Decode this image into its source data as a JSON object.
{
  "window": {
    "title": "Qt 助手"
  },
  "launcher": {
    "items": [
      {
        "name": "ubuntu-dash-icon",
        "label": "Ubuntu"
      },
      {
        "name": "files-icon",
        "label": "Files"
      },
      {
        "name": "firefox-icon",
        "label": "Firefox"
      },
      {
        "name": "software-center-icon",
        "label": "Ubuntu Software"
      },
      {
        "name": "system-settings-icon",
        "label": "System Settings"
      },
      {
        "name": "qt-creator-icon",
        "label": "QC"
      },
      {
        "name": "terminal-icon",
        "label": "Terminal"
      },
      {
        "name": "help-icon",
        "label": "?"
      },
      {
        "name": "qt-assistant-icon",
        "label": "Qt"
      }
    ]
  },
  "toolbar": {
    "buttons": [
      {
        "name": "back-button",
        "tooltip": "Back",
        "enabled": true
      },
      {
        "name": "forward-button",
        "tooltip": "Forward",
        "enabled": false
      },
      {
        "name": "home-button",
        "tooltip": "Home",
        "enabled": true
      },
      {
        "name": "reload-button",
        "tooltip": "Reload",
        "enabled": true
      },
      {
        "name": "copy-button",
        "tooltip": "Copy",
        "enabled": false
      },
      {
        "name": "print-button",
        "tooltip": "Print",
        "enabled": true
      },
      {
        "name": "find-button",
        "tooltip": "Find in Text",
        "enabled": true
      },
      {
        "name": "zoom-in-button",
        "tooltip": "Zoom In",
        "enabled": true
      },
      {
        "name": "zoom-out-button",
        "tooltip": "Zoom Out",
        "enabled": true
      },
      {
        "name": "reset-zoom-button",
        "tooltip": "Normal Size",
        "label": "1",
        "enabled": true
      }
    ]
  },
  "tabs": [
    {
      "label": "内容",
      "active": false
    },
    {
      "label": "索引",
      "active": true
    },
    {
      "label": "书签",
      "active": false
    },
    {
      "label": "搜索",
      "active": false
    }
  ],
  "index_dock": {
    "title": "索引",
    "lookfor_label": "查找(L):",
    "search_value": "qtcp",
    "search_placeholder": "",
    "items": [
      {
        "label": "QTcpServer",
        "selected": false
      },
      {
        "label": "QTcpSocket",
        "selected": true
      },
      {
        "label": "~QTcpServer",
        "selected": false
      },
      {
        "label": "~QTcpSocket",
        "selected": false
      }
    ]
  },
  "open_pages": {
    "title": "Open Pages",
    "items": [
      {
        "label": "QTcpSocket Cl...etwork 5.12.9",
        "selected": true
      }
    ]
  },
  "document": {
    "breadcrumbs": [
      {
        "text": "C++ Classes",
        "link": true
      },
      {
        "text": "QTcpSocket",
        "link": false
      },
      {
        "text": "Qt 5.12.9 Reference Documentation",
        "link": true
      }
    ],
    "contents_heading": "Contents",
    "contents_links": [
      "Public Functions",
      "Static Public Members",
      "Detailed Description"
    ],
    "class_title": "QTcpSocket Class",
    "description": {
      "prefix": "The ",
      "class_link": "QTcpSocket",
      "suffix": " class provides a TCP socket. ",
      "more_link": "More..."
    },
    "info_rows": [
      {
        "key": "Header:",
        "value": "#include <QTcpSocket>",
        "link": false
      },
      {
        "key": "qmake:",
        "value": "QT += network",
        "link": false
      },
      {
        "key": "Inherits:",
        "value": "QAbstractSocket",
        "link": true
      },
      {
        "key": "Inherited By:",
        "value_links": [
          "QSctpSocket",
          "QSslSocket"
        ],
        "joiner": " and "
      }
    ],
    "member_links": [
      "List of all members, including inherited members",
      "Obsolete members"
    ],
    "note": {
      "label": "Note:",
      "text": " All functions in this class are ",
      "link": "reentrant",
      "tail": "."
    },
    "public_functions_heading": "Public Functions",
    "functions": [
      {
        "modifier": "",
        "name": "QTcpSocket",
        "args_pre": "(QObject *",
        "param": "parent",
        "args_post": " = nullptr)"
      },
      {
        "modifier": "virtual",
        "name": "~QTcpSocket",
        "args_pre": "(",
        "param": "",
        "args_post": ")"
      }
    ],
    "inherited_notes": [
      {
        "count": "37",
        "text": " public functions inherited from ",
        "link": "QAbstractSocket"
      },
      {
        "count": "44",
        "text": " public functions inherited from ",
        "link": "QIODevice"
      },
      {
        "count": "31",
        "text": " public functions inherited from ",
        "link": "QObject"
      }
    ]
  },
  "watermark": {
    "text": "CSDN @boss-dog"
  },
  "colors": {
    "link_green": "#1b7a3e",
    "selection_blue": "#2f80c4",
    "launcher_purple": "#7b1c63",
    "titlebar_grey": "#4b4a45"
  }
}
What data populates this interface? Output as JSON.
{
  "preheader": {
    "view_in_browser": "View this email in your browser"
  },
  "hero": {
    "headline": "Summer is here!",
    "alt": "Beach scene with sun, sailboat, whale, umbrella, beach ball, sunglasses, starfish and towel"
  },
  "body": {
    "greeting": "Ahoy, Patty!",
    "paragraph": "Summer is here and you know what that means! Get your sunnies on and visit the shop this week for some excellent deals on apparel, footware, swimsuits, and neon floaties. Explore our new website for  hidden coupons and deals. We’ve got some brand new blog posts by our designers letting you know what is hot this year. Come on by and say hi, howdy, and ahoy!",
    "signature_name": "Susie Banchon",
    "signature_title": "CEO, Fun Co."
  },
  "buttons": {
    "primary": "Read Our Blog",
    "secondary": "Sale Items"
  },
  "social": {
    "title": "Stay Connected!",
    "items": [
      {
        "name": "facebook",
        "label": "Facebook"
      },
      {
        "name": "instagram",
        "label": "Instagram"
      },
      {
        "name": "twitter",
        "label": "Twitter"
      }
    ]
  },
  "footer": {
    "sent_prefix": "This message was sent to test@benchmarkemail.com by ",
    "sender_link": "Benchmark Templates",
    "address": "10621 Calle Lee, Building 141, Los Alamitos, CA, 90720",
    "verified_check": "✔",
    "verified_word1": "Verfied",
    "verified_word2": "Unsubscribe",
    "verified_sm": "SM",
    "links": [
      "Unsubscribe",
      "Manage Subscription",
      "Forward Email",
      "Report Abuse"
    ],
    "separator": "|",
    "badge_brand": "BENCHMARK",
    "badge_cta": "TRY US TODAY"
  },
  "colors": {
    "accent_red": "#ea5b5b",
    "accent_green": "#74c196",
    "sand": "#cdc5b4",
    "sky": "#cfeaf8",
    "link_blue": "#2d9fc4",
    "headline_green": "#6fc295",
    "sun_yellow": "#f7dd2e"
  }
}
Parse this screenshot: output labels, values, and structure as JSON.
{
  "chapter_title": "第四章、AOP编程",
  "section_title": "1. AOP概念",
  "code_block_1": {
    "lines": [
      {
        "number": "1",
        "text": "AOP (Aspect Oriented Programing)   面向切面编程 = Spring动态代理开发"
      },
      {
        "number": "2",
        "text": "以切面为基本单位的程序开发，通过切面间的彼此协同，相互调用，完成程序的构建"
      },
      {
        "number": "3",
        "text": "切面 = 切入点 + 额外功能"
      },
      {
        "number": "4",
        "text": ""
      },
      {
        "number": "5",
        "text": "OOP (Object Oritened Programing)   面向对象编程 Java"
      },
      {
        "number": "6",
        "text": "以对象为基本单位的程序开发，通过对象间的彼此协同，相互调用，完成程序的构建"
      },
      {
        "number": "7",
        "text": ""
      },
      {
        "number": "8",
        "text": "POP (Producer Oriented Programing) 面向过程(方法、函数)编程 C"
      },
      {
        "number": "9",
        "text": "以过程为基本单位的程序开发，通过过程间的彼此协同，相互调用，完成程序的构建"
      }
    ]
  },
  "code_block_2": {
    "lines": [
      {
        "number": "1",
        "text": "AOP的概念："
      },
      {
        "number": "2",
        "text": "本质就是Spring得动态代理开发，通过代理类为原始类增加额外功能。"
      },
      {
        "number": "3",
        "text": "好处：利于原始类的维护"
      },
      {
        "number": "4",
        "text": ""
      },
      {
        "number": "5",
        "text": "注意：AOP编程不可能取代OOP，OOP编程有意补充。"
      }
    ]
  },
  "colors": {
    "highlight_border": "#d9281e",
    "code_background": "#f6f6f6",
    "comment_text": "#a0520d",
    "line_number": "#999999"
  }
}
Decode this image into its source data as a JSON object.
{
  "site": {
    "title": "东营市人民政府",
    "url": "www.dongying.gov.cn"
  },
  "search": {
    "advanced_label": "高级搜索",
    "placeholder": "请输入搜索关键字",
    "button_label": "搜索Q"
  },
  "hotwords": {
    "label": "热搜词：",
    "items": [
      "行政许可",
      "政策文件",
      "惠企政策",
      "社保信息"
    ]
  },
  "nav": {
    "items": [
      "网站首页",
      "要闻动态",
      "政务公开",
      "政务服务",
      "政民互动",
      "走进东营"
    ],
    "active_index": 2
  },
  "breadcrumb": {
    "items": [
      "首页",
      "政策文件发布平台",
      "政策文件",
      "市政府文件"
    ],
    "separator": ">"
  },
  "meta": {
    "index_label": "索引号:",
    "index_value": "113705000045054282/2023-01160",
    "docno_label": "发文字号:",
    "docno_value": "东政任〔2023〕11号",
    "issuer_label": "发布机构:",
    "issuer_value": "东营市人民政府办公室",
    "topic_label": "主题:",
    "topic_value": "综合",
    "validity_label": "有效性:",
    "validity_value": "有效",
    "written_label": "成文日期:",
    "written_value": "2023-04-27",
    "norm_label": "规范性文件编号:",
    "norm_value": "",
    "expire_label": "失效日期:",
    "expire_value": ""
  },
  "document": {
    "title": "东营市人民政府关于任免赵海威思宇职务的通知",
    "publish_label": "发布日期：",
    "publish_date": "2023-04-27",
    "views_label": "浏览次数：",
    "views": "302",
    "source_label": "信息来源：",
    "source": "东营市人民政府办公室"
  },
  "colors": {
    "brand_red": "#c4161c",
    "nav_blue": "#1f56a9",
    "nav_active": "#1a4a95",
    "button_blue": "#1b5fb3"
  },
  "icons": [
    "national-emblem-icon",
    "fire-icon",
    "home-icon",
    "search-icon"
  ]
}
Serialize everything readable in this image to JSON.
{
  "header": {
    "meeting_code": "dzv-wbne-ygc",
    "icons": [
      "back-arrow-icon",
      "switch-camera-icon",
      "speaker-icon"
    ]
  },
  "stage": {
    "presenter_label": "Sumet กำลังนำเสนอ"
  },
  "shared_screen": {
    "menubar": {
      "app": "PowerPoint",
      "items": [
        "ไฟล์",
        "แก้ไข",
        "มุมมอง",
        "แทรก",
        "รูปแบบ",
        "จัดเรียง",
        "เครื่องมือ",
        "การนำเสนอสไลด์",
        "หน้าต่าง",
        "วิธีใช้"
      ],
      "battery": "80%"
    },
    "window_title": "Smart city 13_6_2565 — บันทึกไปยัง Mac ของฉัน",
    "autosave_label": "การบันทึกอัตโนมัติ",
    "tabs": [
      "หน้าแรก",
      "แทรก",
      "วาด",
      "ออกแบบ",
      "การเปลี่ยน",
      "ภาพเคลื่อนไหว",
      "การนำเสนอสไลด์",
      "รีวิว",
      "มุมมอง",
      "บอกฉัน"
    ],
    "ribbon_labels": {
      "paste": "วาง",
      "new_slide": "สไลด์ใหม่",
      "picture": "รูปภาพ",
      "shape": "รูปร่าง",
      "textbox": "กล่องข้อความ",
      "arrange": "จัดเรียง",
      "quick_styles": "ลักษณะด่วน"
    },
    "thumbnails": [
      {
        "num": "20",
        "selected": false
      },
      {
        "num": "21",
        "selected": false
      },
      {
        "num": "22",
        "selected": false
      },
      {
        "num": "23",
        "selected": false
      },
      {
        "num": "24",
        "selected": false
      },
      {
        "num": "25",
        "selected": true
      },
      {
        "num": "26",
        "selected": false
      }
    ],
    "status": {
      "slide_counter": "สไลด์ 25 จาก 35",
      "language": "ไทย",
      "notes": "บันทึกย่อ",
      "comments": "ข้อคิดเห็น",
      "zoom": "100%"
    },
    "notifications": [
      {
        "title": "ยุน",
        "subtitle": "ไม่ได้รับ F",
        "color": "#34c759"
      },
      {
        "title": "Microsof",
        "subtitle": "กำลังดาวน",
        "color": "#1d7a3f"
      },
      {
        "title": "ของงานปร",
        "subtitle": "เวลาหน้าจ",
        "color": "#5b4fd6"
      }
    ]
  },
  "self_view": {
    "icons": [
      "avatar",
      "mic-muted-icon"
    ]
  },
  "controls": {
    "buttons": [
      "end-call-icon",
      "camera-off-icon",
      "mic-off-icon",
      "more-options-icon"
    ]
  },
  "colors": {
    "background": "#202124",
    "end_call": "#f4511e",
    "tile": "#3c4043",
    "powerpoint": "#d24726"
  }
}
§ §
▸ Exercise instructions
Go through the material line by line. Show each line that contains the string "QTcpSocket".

▸ Exercise result
        "label": "QTcpSocket",
        "label": "~QTcpSocket",
        "label": "QTcpSocket Cl...etwork 5.12.9",
        "text": "QTcpSocket",
    "class_title": "QTcpSocket Class",
      "class_link": "QTcpSocket",
        "value": "#include <QTcpSocket>",
        "name": "QTcpSocket",
        "name": "~QTcpSocket",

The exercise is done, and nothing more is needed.